(PROVIDED MATERIAL Opens)
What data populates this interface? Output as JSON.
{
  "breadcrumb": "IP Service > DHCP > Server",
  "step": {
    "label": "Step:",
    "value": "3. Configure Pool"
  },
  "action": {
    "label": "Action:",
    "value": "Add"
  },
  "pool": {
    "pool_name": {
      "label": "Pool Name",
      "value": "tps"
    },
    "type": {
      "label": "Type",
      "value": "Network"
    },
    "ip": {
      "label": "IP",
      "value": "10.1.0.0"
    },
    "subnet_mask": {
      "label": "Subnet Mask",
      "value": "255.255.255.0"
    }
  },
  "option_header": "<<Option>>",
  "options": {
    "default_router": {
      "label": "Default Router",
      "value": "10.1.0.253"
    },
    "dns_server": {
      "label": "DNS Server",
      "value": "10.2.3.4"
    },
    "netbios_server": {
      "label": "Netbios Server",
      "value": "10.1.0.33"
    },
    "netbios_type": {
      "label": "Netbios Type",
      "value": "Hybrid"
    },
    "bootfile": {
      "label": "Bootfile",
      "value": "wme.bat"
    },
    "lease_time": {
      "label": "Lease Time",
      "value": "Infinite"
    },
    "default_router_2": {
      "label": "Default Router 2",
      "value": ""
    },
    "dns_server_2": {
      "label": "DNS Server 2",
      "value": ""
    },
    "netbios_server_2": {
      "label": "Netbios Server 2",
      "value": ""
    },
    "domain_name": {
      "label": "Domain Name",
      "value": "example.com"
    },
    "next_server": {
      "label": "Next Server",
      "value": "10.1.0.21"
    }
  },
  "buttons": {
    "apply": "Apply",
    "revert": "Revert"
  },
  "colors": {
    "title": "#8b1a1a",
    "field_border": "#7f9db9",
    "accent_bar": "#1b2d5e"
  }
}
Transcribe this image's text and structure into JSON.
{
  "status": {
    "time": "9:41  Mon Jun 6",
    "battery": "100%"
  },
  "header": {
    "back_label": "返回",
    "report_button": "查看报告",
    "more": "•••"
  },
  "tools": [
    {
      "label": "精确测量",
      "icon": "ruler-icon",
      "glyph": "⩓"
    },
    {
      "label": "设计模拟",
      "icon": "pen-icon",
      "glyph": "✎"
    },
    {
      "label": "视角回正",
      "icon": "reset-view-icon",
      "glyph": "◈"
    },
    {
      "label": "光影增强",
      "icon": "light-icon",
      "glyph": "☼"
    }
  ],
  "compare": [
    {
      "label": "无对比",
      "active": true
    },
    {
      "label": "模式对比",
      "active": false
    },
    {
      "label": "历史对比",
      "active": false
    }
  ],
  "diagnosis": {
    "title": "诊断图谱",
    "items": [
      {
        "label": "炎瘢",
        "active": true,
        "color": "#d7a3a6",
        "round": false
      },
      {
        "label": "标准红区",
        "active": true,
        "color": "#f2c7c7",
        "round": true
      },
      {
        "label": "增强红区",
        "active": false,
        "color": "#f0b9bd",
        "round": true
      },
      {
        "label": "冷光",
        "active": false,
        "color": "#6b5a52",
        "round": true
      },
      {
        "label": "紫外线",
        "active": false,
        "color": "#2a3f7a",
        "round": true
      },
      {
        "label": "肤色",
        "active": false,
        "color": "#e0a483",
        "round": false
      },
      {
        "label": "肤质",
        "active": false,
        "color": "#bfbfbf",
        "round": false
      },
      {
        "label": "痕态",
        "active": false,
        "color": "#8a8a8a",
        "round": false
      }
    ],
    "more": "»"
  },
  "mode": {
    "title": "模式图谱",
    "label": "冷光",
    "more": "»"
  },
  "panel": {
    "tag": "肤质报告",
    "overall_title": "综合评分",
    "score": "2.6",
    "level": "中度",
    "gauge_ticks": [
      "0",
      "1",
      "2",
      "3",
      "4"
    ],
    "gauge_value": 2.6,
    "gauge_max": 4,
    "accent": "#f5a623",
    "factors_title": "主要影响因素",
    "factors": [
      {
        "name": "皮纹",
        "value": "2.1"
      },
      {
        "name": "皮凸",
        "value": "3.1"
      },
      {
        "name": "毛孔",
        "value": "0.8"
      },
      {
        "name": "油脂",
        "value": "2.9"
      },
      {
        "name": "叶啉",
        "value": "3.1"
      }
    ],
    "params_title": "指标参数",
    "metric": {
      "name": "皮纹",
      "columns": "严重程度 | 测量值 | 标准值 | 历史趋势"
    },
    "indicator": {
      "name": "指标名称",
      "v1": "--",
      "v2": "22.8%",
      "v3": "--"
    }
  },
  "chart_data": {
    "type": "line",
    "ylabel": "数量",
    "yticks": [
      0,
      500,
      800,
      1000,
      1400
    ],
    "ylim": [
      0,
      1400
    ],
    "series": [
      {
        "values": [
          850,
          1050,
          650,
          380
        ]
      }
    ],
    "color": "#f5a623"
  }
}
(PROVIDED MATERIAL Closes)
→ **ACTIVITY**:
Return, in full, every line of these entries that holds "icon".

→ **OUTPUT FOR THIS EXERCISE**:
      "icon": "ruler-icon",
      "icon": "pen-icon",
      "icon": "reset-view-icon",
      "icon": "light-icon",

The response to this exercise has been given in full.